$ReportRow.LunName = $report2 | where {$_.cname -eq $a.Device} | %{$_.datastorename}
$ReportRow.Device = $a.Device
$ReportRow.ATSStatus = $a.ATSStatus
$ReportRow.CloneStatus = $a.CloneStatus
$ReportRow.DeleteStatus = $a.DeleteStatus
$ReportRow.VAAIPluginName = $a.VAAIPluginName
$ReportRow.ZeroStatus = $a.ZeroStatus
$report += $reportrow
$report | Ft -a

Jul 112013

This will enable lockdown mode for your host.
Be careful with this because it will disable your ability to use the root account when you SSH to your host.

(get-vmhost “host1.pcli.me” | get-view).EnterLockdownMode()

To disable use:
(get-vmhost “host1.pcli.me” | get-view).ExitLockdownMode()

Jun 102013

This will set the Advanced Setting “CPU Power Policy” for a host.
Keep in mind that some servers require that the BIOS CPU Power management setting be changed to “OS Control” for the ESX Host setting to work. Setting the BIOS to High Performance may use more watts but may reduce CPU wait time for VMs. Waiting for a CPU to “power up / boost to full speed” will create CPU wait time.

Set-VMHostAdvancedConfiguration -vmhost (get-vmhost “MyHost”) -Name Power.cpupolicy -Value static

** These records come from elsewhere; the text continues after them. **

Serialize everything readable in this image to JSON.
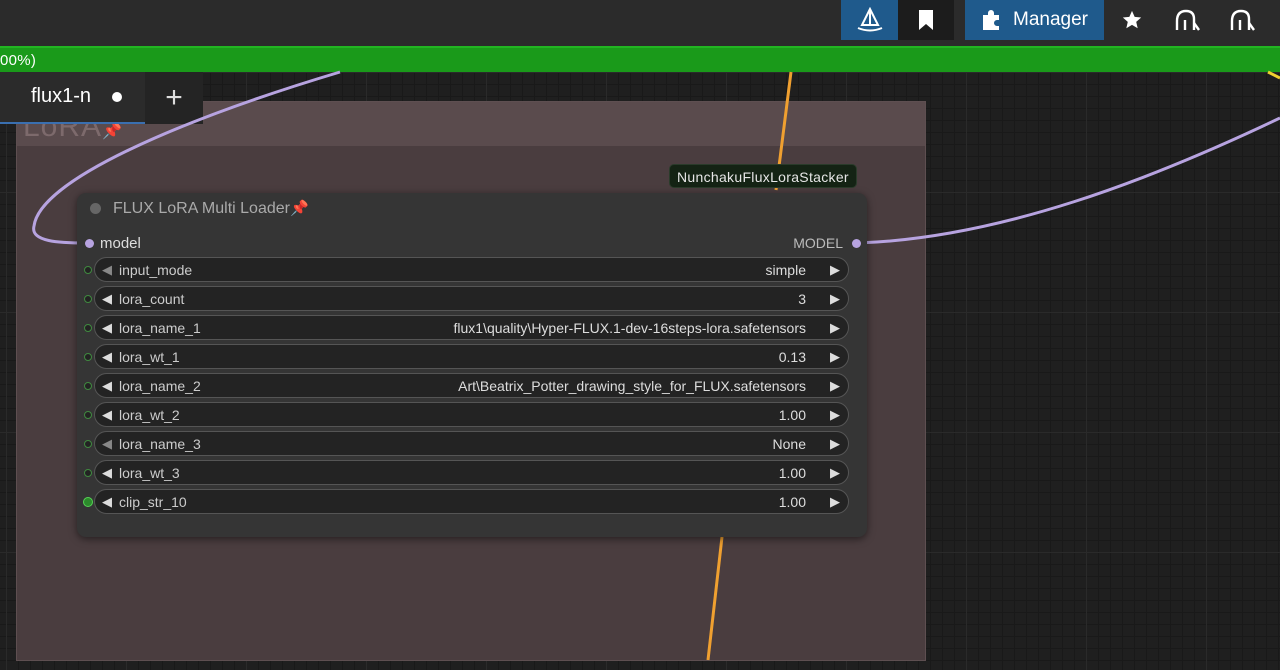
{
  "topbar": {
    "manager_label": "Manager"
  },
  "progress": {
    "text": "00%)"
  },
  "tabs": [
    {
      "label": "flux1-n",
      "unsaved": true
    }
  ],
  "tab_add_label": "+",
  "group": {
    "title": "LoRA"
  },
  "badge": {
    "label": "NunchakuFluxLoraStacker"
  },
  "node": {
    "title": "FLUX LoRA Multi Loader",
    "input_label": "model",
    "output_label": "MODEL",
    "widgets": [
      {
        "name": "input_mode",
        "value": "simple",
        "disabled_left": true
      },
      {
        "name": "lora_count",
        "value": "3",
        "disabled_left": false
      },
      {
        "name": "lora_name_1",
        "value": "flux1\\quality\\Hyper-FLUX.1-dev-16steps-lora.safetensors",
        "disabled_left": false
      },
      {
        "name": "lora_wt_1",
        "value": "0.13",
        "disabled_left": false
      },
      {
        "name": "lora_name_2",
        "value": "Art\\Beatrix_Potter_drawing_style_for_FLUX.safetensors",
        "disabled_left": false
      },
      {
        "name": "lora_wt_2",
        "value": "1.00",
        "disabled_left": false
      },
      {
        "name": "lora_name_3",
        "value": "None",
        "disabled_left": true
      },
      {
        "name": "lora_wt_3",
        "value": "1.00",
        "disabled_left": false
      },
      {
        "name": "clip_str_10",
        "value": "1.00",
        "disabled_left": false
      }
    ]
  },
  "colors": {
    "accent_blue": "#1f5a8c",
    "progress_green": "#1a9a1a",
    "model_wire": "#b7a3e0",
    "other_wire": "#f0a030",
    "group_bg": "#4a3d3f"
  }
}
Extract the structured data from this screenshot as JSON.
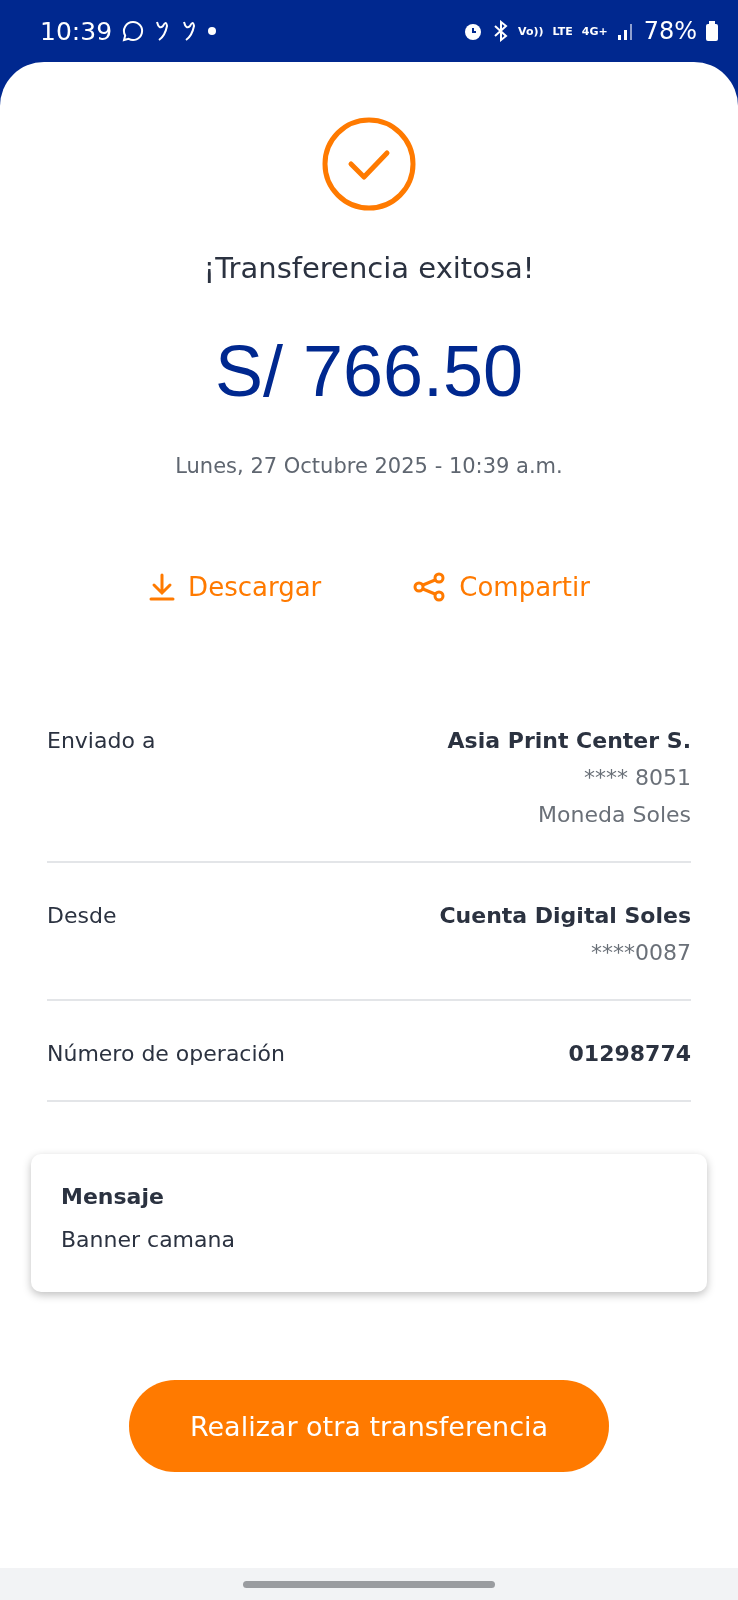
{
  "status_bar": {
    "time": "10:39",
    "network": [
      "Vo))",
      "LTE",
      "4G+"
    ],
    "battery": "78%"
  },
  "result": {
    "title": "¡Transferencia exitosa!",
    "amount": "S/ 766.50",
    "date": "Lunes, 27 Octubre 2025 - 10:39 a.m."
  },
  "actions": [
    {
      "kind": "download",
      "label": "Descargar"
    },
    {
      "kind": "share",
      "label": "Compartir"
    }
  ],
  "details": [
    {
      "label": "Enviado a",
      "values": [
        "Asia Print Center S.",
        "**** 8051",
        "Moneda Soles"
      ]
    },
    {
      "label": "Desde",
      "values": [
        "Cuenta Digital Soles",
        "****0087"
      ]
    },
    {
      "label": "Número de operación",
      "values": [
        "01298774"
      ]
    }
  ],
  "message": {
    "title": "Mensaje",
    "text": "Banner camana"
  },
  "button": "Realizar otra transferencia"
}
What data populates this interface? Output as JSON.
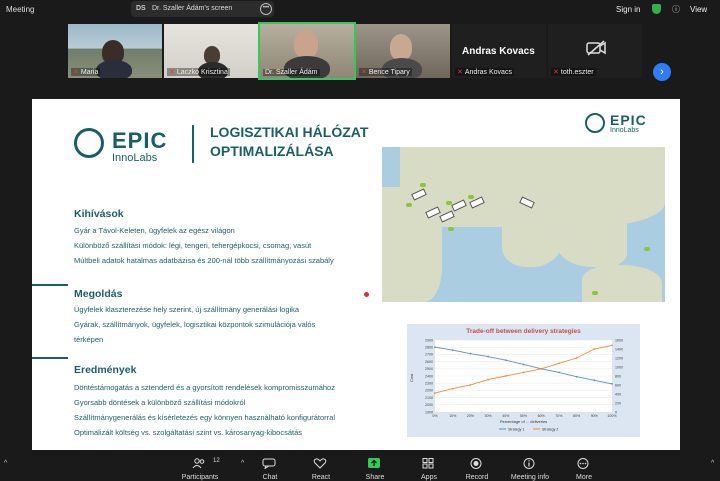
{
  "topbar": {
    "app_title": "Meeting",
    "share": {
      "initials": "DS",
      "label": "Dr. Szaller Ádám's screen",
      "more": "•••"
    },
    "sign_in": "Sign in",
    "view": "View"
  },
  "participants": [
    {
      "name": "Maria"
    },
    {
      "name": "Laczko Krisztina"
    },
    {
      "name": "Dr. Szaller Ádám"
    },
    {
      "name": "Bence Tipary"
    },
    {
      "name": "Andras Kovacs",
      "display": "Andras Kovacs"
    },
    {
      "name": "toth.eszter"
    }
  ],
  "slide": {
    "logo_main": "EPIC",
    "logo_sub": "InnoLabs",
    "title_line1": "LOGISZTIKAI HÁLÓZAT",
    "title_line2": "OPTIMALIZÁLÁSA",
    "sections": [
      {
        "heading": "Kihívások",
        "lines": [
          "Gyár a Távol-Keleten, ügyfelek az egész világon",
          "Különböző szállítási módok: légi, tengeri, tehergépkocsi, csomag, vasút",
          "Múltbeli adatok hatalmas adatbázisa és 200-nál több szállítmányozási szabály"
        ]
      },
      {
        "heading": "Megoldás",
        "lines": [
          "Ügyfelek klaszterezése hely szerint, új szállítmány generálási logika",
          "Gyárak, szállítmányok, ügyfelek, logisztikai központok szimulációja valós",
          "térképen"
        ]
      },
      {
        "heading": "Eredmények",
        "lines": [
          "Döntéstámogatás a sztenderd és a gyorsított rendelések kompromisszumához",
          "Gyorsabb döntések a különböző szállítási módokról",
          "Szállítmánygenerálás és kísérletezés egy könnyen használható konfigurátorral",
          "Optimalizált költség vs. szolgáltatási szint vs. károsanyag-kibocsátás"
        ]
      }
    ]
  },
  "chart_data": {
    "type": "line",
    "title": "Trade-off between delivery strategies",
    "x": [
      "0%",
      "10%",
      "20%",
      "30%",
      "40%",
      "50%",
      "60%",
      "70%",
      "80%",
      "90%",
      "100%"
    ],
    "xlabel": "Percentage of ... deliveries",
    "ylabel": "Cost",
    "y_left_ticks": [
      1900,
      2000,
      2100,
      2200,
      2300,
      2400,
      2500,
      2600,
      2700,
      2800,
      2900
    ],
    "y_right_ticks": [
      0,
      200,
      400,
      600,
      800,
      1000,
      1200,
      1400,
      1600
    ],
    "ylim_left": [
      1900,
      2900
    ],
    "ylim_right": [
      0,
      1600
    ],
    "series": [
      {
        "name": "Strategy 1",
        "axis": "left",
        "color": "#5b8fc7",
        "values": [
          2800,
          2760,
          2710,
          2670,
          2620,
          2560,
          2500,
          2450,
          2390,
          2340,
          2290
        ]
      },
      {
        "name": "Strategy 2",
        "axis": "right",
        "color": "#f08c3a",
        "values": [
          420,
          520,
          600,
          720,
          800,
          880,
          960,
          1080,
          1200,
          1400,
          1480
        ]
      }
    ],
    "legend": "bottom",
    "grid": true
  },
  "toolbar": [
    {
      "label": "Participants",
      "count": "12",
      "icon": "participants-icon"
    },
    {
      "label": "Chat",
      "icon": "chat-icon"
    },
    {
      "label": "React",
      "icon": "react-icon"
    },
    {
      "label": "Share",
      "icon": "share-icon"
    },
    {
      "label": "Apps",
      "icon": "apps-icon"
    },
    {
      "label": "Record",
      "icon": "record-icon"
    },
    {
      "label": "Meeting info",
      "icon": "info-icon"
    },
    {
      "label": "More",
      "icon": "more-icon"
    }
  ],
  "colors": {
    "accent": "#1a5f68",
    "share_green": "#35c759",
    "chart_bg": "#dbe6f2",
    "link_blue": "#2f7cf6"
  }
}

The value options are:
Static = High Performance
Dynamic = Balanced
Off = Not Configured

This code will get the current value of the host:
Get-VMHost “MyHost” | Select Name,@{N=”Power Policy”;E={
$powSys = Get-View $_.ExtensionData.ConfigManager.PowerSystem

You can add a host list array, or remove the hostname from the get-vmhost part if you want to check vcenter or cluster wide settings. The same goes for the Set-VMHostAdvancedCOnfiguration line. Creating a foreach loop for each host in a cluster will keep all hosts configured the same.

Vmware Link: